■ Required work:
Down to the last line, restate the records word for word, but not the pictures.

■ Extracted information:
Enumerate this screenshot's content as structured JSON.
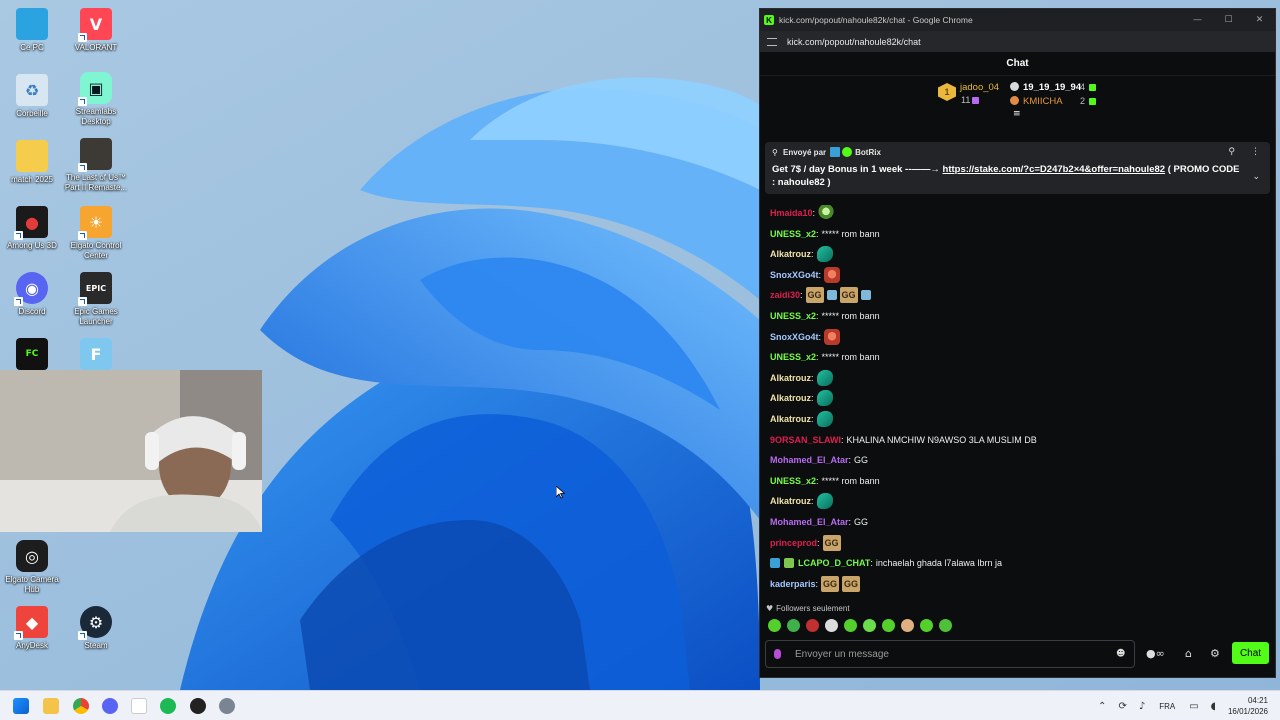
{
  "desktop": {
    "icons": [
      {
        "label": "Ce PC",
        "icon": "monitor-icon"
      },
      {
        "label": "VALORANT",
        "icon": "valorant-icon"
      },
      {
        "label": "Corbeille",
        "icon": "recycle-bin-icon"
      },
      {
        "label": "Streamlabs Desktop",
        "icon": "streamlabs-icon"
      },
      {
        "label": "match 2025",
        "icon": "folder-icon"
      },
      {
        "label": "The Last of Us™ Part II Remaste...",
        "icon": "game-icon"
      },
      {
        "label": "Among Us 3D",
        "icon": "among-us-icon"
      },
      {
        "label": "Elgato Control Center",
        "icon": "elgato-icon"
      },
      {
        "label": "Discord",
        "icon": "discord-icon"
      },
      {
        "label": "Epic Games Launcher",
        "icon": "epic-icon"
      },
      {
        "label": "Elgato Camera Hub",
        "icon": "camera-hub-icon"
      },
      {
        "label": "AnyDesk",
        "icon": "anydesk-icon"
      },
      {
        "label": "Steam",
        "icon": "steam-icon"
      }
    ]
  },
  "browser": {
    "title": "kick.com/popout/nahoule82k/chat - Google Chrome",
    "url": "kick.com/popout/nahoule82k/chat",
    "controls": {
      "minimize": "—",
      "maximize": "☐",
      "close": "✕"
    }
  },
  "chat": {
    "header": "Chat",
    "leaderboard": {
      "first": {
        "rank": "1",
        "name": "jadoo_04",
        "count": "11"
      },
      "second": {
        "name": "19_19_19_94",
        "count": "4"
      },
      "third": {
        "name": "KMIICHA",
        "count": "2"
      }
    },
    "pinned": {
      "sent_by": "Envoyé par",
      "bot": "BotRix",
      "message_start": "Get 7$ / day Bonus in 1 week --——→ ",
      "link": "https://stake.com/?c=D247b2×4&offer=nahoule82",
      "message_end": " ( PROMO CODE : nahoule82 )"
    },
    "messages": [
      {
        "user": "Hmaida10",
        "color": "#e01f4f",
        "text": "",
        "emotes": [
          "alien"
        ]
      },
      {
        "user": "UNESS_x2",
        "color": "#75fd46",
        "text": "***** rom bann",
        "emotes": []
      },
      {
        "user": "Alkatrouz",
        "color": "#f2e4a7",
        "text": "",
        "emotes": [
          "teal"
        ]
      },
      {
        "user": "SnoxXGo4t",
        "color": "#a6c8ff",
        "text": "",
        "emotes": [
          "red"
        ]
      },
      {
        "user": "zaidi30",
        "color": "#e01f4f",
        "text": "",
        "emotes": [
          "gg",
          "small",
          "gg",
          "small"
        ]
      },
      {
        "user": "UNESS_x2",
        "color": "#75fd46",
        "text": "***** rom bann",
        "emotes": []
      },
      {
        "user": "SnoxXGo4t",
        "color": "#a6c8ff",
        "text": "",
        "emotes": [
          "red"
        ]
      },
      {
        "user": "UNESS_x2",
        "color": "#75fd46",
        "text": "***** rom bann",
        "emotes": []
      },
      {
        "user": "Alkatrouz",
        "color": "#f2e4a7",
        "text": "",
        "emotes": [
          "teal"
        ]
      },
      {
        "user": "Alkatrouz",
        "color": "#f2e4a7",
        "text": "",
        "emotes": [
          "teal"
        ]
      },
      {
        "user": "Alkatrouz",
        "color": "#f2e4a7",
        "text": "",
        "emotes": [
          "teal"
        ]
      },
      {
        "user": "9ORSAN_SLAWI",
        "color": "#e01f4f",
        "text": "KHALINA NMCHIW N9AWSO 3LA MUSLIM DB",
        "emotes": []
      },
      {
        "user": "Mohamed_El_Atar",
        "color": "#b86bf2",
        "text": "GG",
        "emotes": []
      },
      {
        "user": "UNESS_x2",
        "color": "#75fd46",
        "text": "***** rom bann",
        "emotes": []
      },
      {
        "user": "Alkatrouz",
        "color": "#f2e4a7",
        "text": "",
        "emotes": [
          "teal"
        ]
      },
      {
        "user": "Mohamed_El_Atar",
        "color": "#b86bf2",
        "text": "GG",
        "emotes": []
      },
      {
        "user": "princeprod",
        "color": "#e01f4f",
        "text": "",
        "emotes": [
          "gg"
        ]
      },
      {
        "user": "LCAPO_D_CHAT",
        "color": "#75fd46",
        "text": "inchaelah ghada l7alawa lbrn ja",
        "emotes": [],
        "badges": true
      },
      {
        "user": "kaderparis",
        "color": "#a6c8ff",
        "text": "",
        "emotes": [
          "gg",
          "gg"
        ]
      }
    ],
    "followers_only": "Followers seulement",
    "input_placeholder": "Envoyer un message",
    "send_button": "Chat"
  },
  "taskbar": {
    "language": "FRA",
    "time": "04:21",
    "date": "16/01/2026"
  },
  "colors": {
    "kick_green": "#53fc18",
    "chat_bg": "#0b0d0f",
    "taskbar_bg": "#eef2f8"
  }
}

■ Written answer:
Enumerate this screenshot's content as structured JSON.
{
  "desktop": {
    "icons": [
      {
        "label": "Ce PC",
        "icon": "monitor-icon"
      },
      {
        "label": "VALORANT",
        "icon": "valorant-icon"
      },
      {
        "label": "Corbeille",
        "icon": "recycle-bin-icon"
      },
      {
        "label": "Streamlabs Desktop",
        "icon": "streamlabs-icon"
      },
      {
        "label": "match 2025",
        "icon": "folder-icon"
      },
      {
        "label": "The Last of Us™ Part II Remaste...",
        "icon": "game-icon"
      },
      {
        "label": "Among Us 3D",
        "icon": "among-us-icon"
      },
      {
        "label": "Elgato Control Center",
        "icon": "elgato-icon"
      },
      {
        "label": "Discord",
        "icon": "discord-icon"
      },
      {
        "label": "Epic Games Launcher",
        "icon": "epic-icon"
      },
      {
        "label": "Elgato Camera Hub",
        "icon": "camera-hub-icon"
      },
      {
        "label": "AnyDesk",
        "icon": "anydesk-icon"
      },
      {
        "label": "Steam",
        "icon": "steam-icon"
      }
    ]
  },
  "browser": {
    "title": "kick.com/popout/nahoule82k/chat - Google Chrome",
    "url": "kick.com/popout/nahoule82k/chat",
    "controls": {
      "minimize": "—",
      "maximize": "☐",
      "close": "✕"
    }
  },
  "chat": {
    "header": "Chat",
    "leaderboard": {
      "first": {
        "rank": "1",
        "name": "jadoo_04",
        "count": "11"
      },
      "second": {
        "name": "19_19_19_94",
        "count": "4"
      },
      "third": {
        "name": "KMIICHA",
        "count": "2"
      }
    },
    "pinned": {
      "sent_by": "Envoyé par",
      "bot": "BotRix",
      "message_start": "Get 7$ / day Bonus in 1 week --——→ ",
      "link": "https://stake.com/?c=D247b2×4&offer=nahoule82",
      "message_end": " ( PROMO CODE : nahoule82 )"
    },
    "messages": [
      {
        "user": "Hmaida10",
        "color": "#e01f4f",
        "text": "",
        "emotes": [
          "alien"
        ]
      },
      {
        "user": "UNESS_x2",
        "color": "#75fd46",
        "text": "***** rom bann",
        "emotes": []
      },
      {
        "user": "Alkatrouz",
        "color": "#f2e4a7",
        "text": "",
        "emotes": [
          "teal"
        ]
      },
      {
        "user": "SnoxXGo4t",
        "color": "#a6c8ff",
        "text": "",
        "emotes": [
          "red"
        ]
      },
      {
        "user": "zaidi30",
        "color": "#e01f4f",
        "text": "",
        "emotes": [
          "gg",
          "small",
          "gg",
          "small"
        ]
      },
      {
        "user": "UNESS_x2",
        "color": "#75fd46",
        "text": "***** rom bann",
        "emotes": []
      },
      {
        "user": "SnoxXGo4t",
        "color": "#a6c8ff",
        "text": "",
        "emotes": [
          "red"
        ]
      },
      {
        "user": "UNESS_x2",
        "color": "#75fd46",
        "text": "***** rom bann",
        "emotes": []
      },
      {
        "user": "Alkatrouz",
        "color": "#f2e4a7",
        "text": "",
        "emotes": [
          "teal"
        ]
      },
      {
        "user": "Alkatrouz",
        "color": "#f2e4a7",
        "text": "",
        "emotes": [
          "teal"
        ]
      },
      {
        "user": "Alkatrouz",
        "color": "#f2e4a7",
        "text": "",
        "emotes": [
          "teal"
        ]
      },
      {
        "user": "9ORSAN_SLAWI",
        "color": "#e01f4f",
        "text": "KHALINA NMCHIW N9AWSO 3LA MUSLIM DB",
        "emotes": []
      },
      {
        "user": "Mohamed_El_Atar",
        "color": "#b86bf2",
        "text": "GG",
        "emotes": []
      },
      {
        "user": "UNESS_x2",
        "color": "#75fd46",
        "text": "***** rom bann",
        "emotes": []
      },
      {
        "user": "Alkatrouz",
        "color": "#f2e4a7",
        "text": "",
        "emotes": [
          "teal"
        ]
      },
      {
        "user": "Mohamed_El_Atar",
        "color": "#b86bf2",
        "text": "GG",
        "emotes": []
      },
      {
        "user": "princeprod",
        "color": "#e01f4f",
        "text": "",
        "emotes": [
          "gg"
        ]
      },
      {
        "user": "LCAPO_D_CHAT",
        "color": "#75fd46",
        "text": "inchaelah ghada l7alawa lbrn ja",
        "emotes": [],
        "badges": true
      },
      {
        "user": "kaderparis",
        "color": "#a6c8ff",
        "text": "",
        "emotes": [
          "gg",
          "gg"
        ]
      }
    ],
    "followers_only": "Followers seulement",
    "input_placeholder": "Envoyer un message",
    "send_button": "Chat"
  },
  "taskbar": {
    "language": "FRA",
    "time": "04:21",
    "date": "16/01/2026"
  },
  "colors": {
    "kick_green": "#53fc18",
    "chat_bg": "#0b0d0f",
    "taskbar_bg": "#eef2f8"
  }
}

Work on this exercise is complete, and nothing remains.